Named artistic director for Geordie Theatre
One of the first shows Mike Payette saw while still in elementary school was “A Promise is A Promise,” staged by Geordie Theatre.
He says in his mind back then, he saw the possibilities of theatre as an outlet to give voice to the creative urgings that he harboured.
A few years later, while on his journey to pursue his dream and perfect his skills as an actor, he was given his first opportunity as a professional actor playing Man Friday in a Geordie production of Robinson Crusoe.
Today, Payette and Geordie added another chapter in their long-standing relationship when he was named the company’s artistic director.
On the surface, it appears to be a daunting challenge for the young Montreal-based actor and director, following in the footsteps of two icons of theatre in Canada, Elsa Bolam and Dean Patrick Fleming, who were at the helm of Geordie for the past three and a half decades.
But Payette sees it more as an opportunity to broaden the scope of the mandate and the philosophy of the company. It was founded by Bolam 35 years ago and intended to offer live plays to young theatre-goers in elementary and high schools, not only across Montreal but in outlying isolated English-speaking and aboriginal communities across Quebec.
Bolam, who was the founding artistic director, resigned in 2006 after 25 years and was made a member of the Order of Canada for her contributions to theatre.
Out-going artistic director Flemming, who took over from Bolam, also earned acclaim for his work with the company over the past decade, including the Queen’s Jubilee Award.
In passing the mantle to Payette, Flemming, who gave him his first gig, was quoted as saying: “I met Mike when he was a teenager and I’ve watched him grow as an artist and as a person. He is thoughtful, caring, imaginative and courageous. He has a history with the company just as I did when Elsa asked me to become the Artistic Director, and so I know he understands the importance of this company in the landscape of this city and the country. I believe he will do much more than just take care it. I’m proud that the committee made Mike their choice to be the next leader of Geordie. And I’m incredibly excited to see the work he’ll create and the conversations he’ll start in the years to come.”
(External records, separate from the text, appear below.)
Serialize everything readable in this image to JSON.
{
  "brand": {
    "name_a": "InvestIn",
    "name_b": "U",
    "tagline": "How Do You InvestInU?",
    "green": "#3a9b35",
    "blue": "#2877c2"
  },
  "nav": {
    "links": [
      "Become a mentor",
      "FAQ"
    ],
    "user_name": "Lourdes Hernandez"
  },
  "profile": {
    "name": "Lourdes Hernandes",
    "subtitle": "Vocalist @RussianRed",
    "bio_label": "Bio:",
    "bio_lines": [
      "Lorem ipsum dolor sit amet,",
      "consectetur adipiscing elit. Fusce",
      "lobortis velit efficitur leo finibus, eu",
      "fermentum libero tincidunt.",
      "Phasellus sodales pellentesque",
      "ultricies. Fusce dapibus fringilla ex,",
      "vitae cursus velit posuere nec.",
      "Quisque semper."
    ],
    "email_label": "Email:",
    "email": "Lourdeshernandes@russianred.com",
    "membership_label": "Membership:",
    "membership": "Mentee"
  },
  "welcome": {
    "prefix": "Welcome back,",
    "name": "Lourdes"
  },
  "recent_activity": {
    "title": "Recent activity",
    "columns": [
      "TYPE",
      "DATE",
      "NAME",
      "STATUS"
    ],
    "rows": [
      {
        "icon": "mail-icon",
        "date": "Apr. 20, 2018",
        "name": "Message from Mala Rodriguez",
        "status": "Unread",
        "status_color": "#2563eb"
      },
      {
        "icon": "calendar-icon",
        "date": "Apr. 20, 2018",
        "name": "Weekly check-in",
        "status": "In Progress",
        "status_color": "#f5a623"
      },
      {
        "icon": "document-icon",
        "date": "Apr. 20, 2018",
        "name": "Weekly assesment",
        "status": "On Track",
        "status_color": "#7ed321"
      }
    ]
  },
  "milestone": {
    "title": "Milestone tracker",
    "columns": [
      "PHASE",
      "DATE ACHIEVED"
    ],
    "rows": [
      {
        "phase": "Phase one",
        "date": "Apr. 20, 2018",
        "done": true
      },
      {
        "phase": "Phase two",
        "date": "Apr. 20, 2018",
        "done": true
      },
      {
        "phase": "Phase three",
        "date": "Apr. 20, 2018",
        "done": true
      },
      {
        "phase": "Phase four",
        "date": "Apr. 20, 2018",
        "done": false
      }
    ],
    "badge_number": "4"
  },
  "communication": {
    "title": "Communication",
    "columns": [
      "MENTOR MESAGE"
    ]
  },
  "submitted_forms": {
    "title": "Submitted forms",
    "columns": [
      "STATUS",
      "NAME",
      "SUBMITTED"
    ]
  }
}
Coming after the two juggernauts of local theatre, Payette acknowledges that he has “big shoes to fill,” but says that while he is committed “to propelling the artistic vision that will keep the theatre going into the future” he is just as keen to ensure that it remains relevant and engaging at a time when audiences are drawn into different directions.
He also sees it as an opportunity to work towards making theatre more accessible to marginal groups, and says one of the best ways to do so is to invite them to see stories to which they can relate.
As an actor and director, Payette worked with many of the leading theatre companies in Montreal and across Canada, including Black Theatre Workshop, Imago, Repercussion Theatre, and Segal Centre, The Citadel, MTYP, The Grand, Factory Theatre, Neptune, and the National Arts Centre.
He is the co-founder and artistic director of Tableau D’Hôte Theatre and a founding member of Metachroma Theatre, and served as Artist-in-Residence for Neworld Theatre in Vancouver, and is Assistant Artistic Director for Black Theatre Workshop. (His roles vary from being the co-founder and artistic director of Tableau D’Hôte Theatre, a founding member of Metachroma Theatre, the Assistant Artistic Director for Black Theatre Workshop, as well as having served as Artist-in-Residence for Neworld Theatre in Vancouver.)
His directing credits include his position as assistant director of Djanet Sears’ Adventures of a Black Girl in Search of God, staged by Centaur, National Arts Centre and Black Theatre Workshop.
He won a META (Montreal English Theatre Award) for Outstanding Direction of Michel Tremblay’s Hosanna.
Payette takes over the mantle at Geordie in July.